But it is also the story of Tippets’ family’s faith; that despite numerous calls for Alta to face the inevitability of her husband’s death, she knew otherwise, and she never gave up. And neither did his failing mother, who only relaxed her vigil, slipping into death, when her son’s rescue was confirmed. Joseph Tippets recounts how he instinctively drew upon these sources, and upon oft-told stories of the unwavering courage, despite their own sufferings, exhibited by the Mormon pioneers who grace his and Alta’s family lines.
The human cost of the experience is understated in the tender mention of Alta’s miscarriage during that fated month, the deaths of two of the group, the tears of frustration and elation of the survivors.
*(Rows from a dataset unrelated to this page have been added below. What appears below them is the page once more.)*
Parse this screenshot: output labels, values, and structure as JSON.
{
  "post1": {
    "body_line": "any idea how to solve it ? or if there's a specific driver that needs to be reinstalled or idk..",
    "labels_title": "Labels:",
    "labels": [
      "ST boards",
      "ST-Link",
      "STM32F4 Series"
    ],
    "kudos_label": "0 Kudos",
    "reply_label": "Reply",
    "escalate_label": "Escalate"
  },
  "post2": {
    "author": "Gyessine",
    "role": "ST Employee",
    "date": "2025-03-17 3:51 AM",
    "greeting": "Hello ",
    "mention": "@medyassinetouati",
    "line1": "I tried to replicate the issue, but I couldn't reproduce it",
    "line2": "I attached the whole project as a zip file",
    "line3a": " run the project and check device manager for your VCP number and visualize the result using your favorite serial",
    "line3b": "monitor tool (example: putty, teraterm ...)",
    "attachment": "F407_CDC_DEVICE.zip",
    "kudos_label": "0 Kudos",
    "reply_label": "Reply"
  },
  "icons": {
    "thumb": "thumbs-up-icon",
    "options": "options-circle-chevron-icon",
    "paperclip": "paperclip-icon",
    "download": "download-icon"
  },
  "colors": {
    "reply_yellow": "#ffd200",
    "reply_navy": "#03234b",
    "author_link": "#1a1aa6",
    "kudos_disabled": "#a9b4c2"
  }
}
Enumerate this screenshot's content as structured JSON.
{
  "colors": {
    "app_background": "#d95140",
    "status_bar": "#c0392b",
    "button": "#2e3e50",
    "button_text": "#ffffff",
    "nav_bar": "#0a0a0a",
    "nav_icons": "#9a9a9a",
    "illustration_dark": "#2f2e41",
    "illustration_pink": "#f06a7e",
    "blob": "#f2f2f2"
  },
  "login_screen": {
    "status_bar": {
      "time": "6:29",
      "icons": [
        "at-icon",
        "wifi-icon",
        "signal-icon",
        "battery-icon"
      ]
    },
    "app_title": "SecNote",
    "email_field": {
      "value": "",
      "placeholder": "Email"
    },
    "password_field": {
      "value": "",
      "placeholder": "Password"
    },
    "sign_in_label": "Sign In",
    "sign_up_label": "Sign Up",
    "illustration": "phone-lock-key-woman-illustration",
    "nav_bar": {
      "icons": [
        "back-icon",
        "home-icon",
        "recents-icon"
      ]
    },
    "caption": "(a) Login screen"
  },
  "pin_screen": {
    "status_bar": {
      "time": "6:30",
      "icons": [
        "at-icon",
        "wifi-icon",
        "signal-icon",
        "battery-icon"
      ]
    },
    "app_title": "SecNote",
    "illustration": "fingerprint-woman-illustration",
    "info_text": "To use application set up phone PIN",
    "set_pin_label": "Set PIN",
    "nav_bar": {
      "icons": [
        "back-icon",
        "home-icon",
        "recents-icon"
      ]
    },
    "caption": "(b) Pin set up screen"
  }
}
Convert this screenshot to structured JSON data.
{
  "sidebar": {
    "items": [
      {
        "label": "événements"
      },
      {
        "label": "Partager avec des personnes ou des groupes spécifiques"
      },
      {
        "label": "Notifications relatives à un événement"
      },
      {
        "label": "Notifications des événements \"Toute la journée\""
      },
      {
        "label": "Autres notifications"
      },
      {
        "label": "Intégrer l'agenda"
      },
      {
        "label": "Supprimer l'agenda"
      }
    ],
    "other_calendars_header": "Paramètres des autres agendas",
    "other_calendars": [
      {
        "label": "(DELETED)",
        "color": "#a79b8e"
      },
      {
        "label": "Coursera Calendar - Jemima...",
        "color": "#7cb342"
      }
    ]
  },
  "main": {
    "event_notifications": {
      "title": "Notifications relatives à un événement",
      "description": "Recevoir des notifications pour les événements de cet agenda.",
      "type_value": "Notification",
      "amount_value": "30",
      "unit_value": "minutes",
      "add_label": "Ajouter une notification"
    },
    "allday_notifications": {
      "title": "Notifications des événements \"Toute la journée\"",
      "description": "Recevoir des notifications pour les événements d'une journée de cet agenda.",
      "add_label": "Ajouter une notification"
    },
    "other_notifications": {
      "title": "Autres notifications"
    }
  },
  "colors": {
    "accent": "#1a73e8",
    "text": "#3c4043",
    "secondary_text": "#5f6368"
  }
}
One of the most poignant moments came when Tippet’s hope of survival began to wane. With frozen fingers, he scrawled a final note to Alta and their children—little Johnnie, the author, and Alta’s unborn child who he feared he would never see.
Eyes tear at the dedication of the military—Canadian and American—over devoted employers and co-workers, religious leaders, congregants, friends and neighbors who exhausted themselves in the search for the victims, and in the care of their families. So, yes, Hearts of Courage is also a story of great love—of family, of God and of country—and a reminder of what we each can become as we succor one another.
At one hundred and thirty-six written pages, it is a quick read, but its impact is lasting and satisfying, despite gender or age.
Hearts of Courage, by John Tippets, is available at Amazon, Deseret Book, Ensign Book, other LDS and Alaskana book retailers.